We’re always careful to warn consumers about products that are crowdfunded because too often we’ve seen them turn into vaporware or cease technical or warranty support after a year or two but a new microscopic-level cleaning device called the Sonic Soak looks like it’s really coming to market.
Last time we checked in with the company, it had only raised about $4,000 of a $10,000 goal on Indiegogo but clearly, things have changed. The company now reports that it’s raised nearly $3 million off of the crowdfunding platform as well as another 118 million yen (a little over $1 million) on the crowdfunding site called Makuake in Japan, making the Sonic Soak the second-highest crowdfunded campaign in Japanese history.
“After such an incredible response from our backers and influencers on the web, we wanted to launch the Sonic Soak the right way — by ensuring availability to everyone who helped us make this happen,” Glen Gunawan, the founder of the company, said in a release. “We’re excited to announce that we are finally ready to fulfill our promise to our backers by shipping Sonic Soak worldwide.”
After fulfilling pre-orders at a price of $125, the Sonic Soak is available for order now at a launch price of $150. The company says that it’s now shipping Sonic Soak devices to consumers and can deliver worldwide.
As we previously reported, the Sonic Soak uses ultrasonic vibrations at a rate of 50,000 per second to clean down to the microscopic level, completely eliminating stains, odors and other blemishes that traditional washing machines or hand cleaners can’t purge.
Owners of the Sonic Soak simply add their item to a bowl of water and optional detergent or soap and press “start.” From there, the Sonic Soak’s 50-watt generator cleans and kills any bacteria, which makes it useful for items like delicate clothing, family heirlooms, food, personal hygiene accessories, tableware, and other household or personal items.
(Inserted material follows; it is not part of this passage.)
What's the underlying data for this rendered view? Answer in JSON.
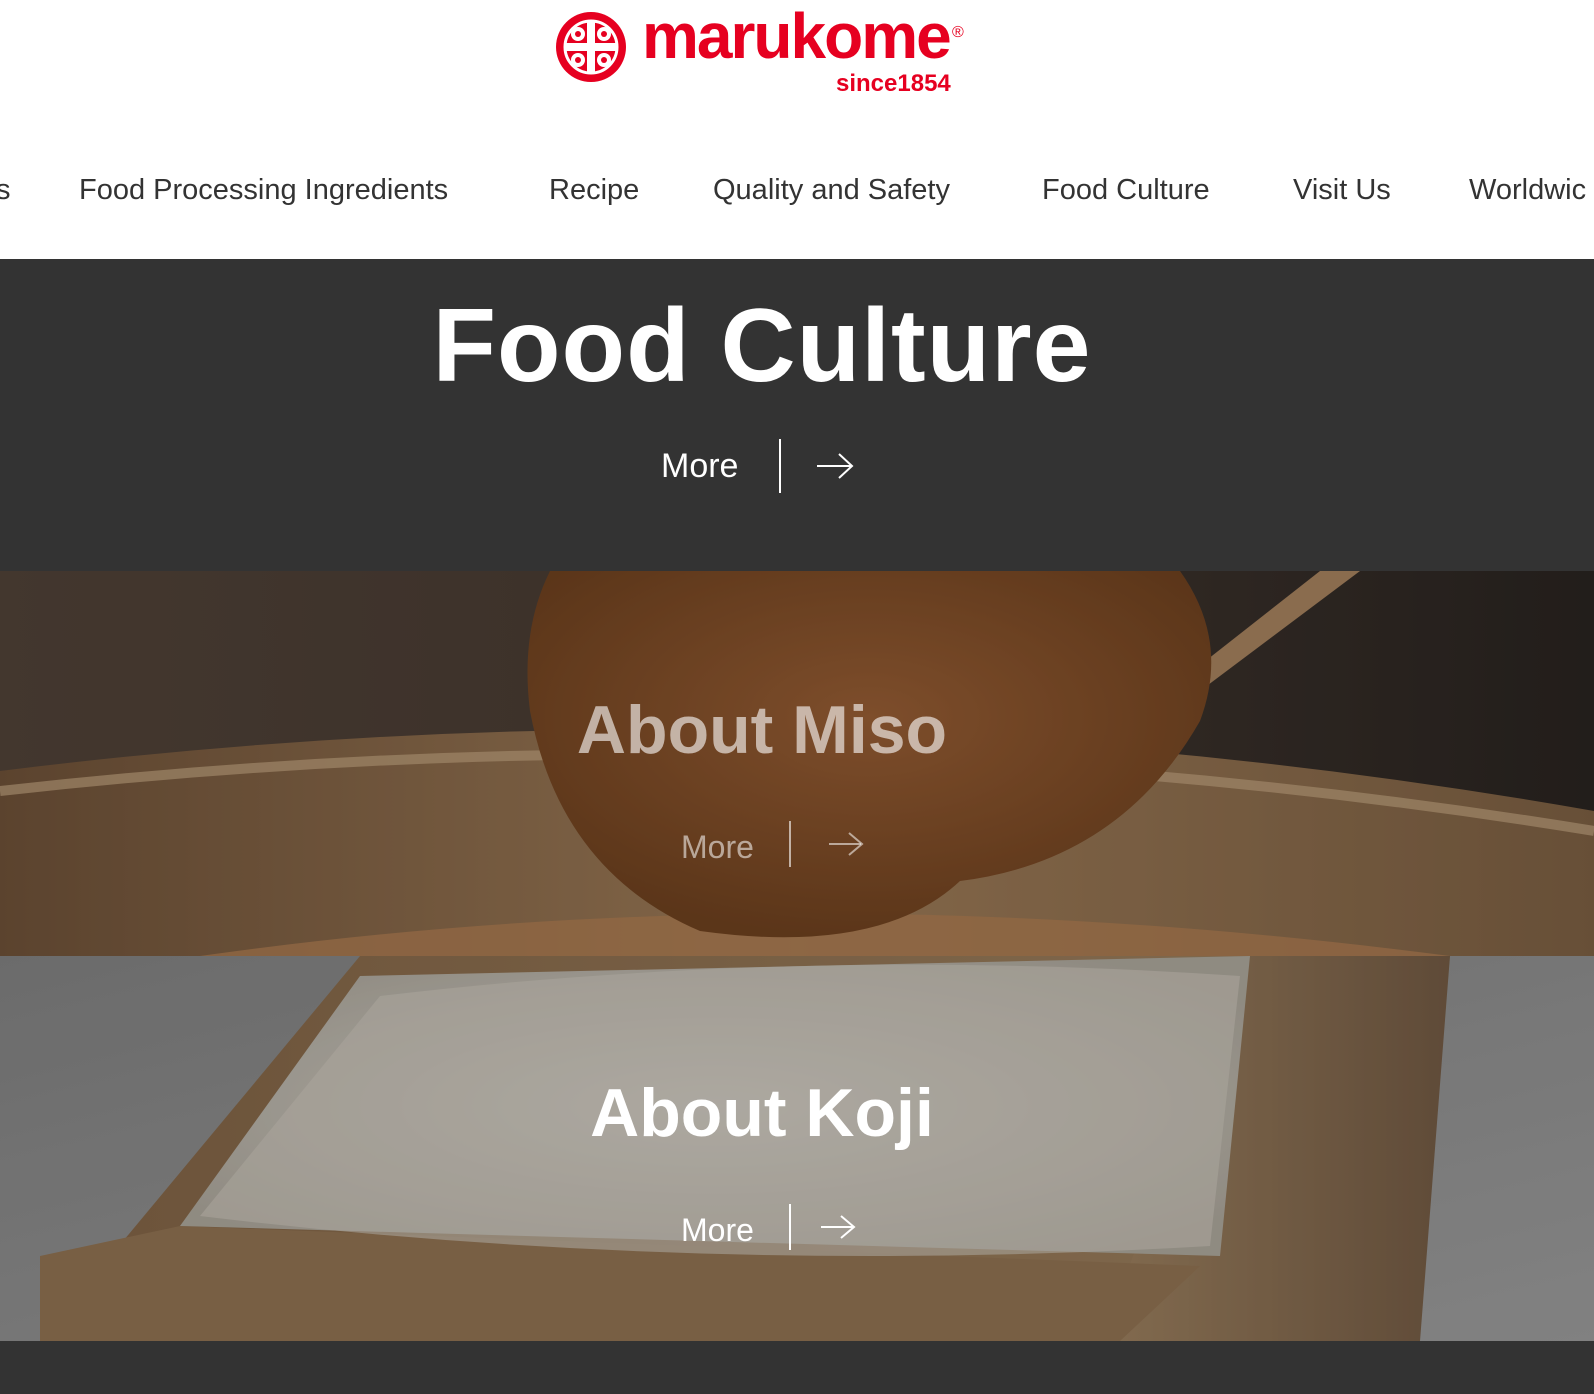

We also noted that this is a great piece of gear for travelers since it’s smaller and lighter than an iPhone and it’s even environmentally friendly since it uses up to 40 times less water than ordinary cleaning devices. Given the extremely high rate of its ultrasonic vibrations, it’s surprisingly quiet, generating sounds that we previously likened to “moderate rainfall.”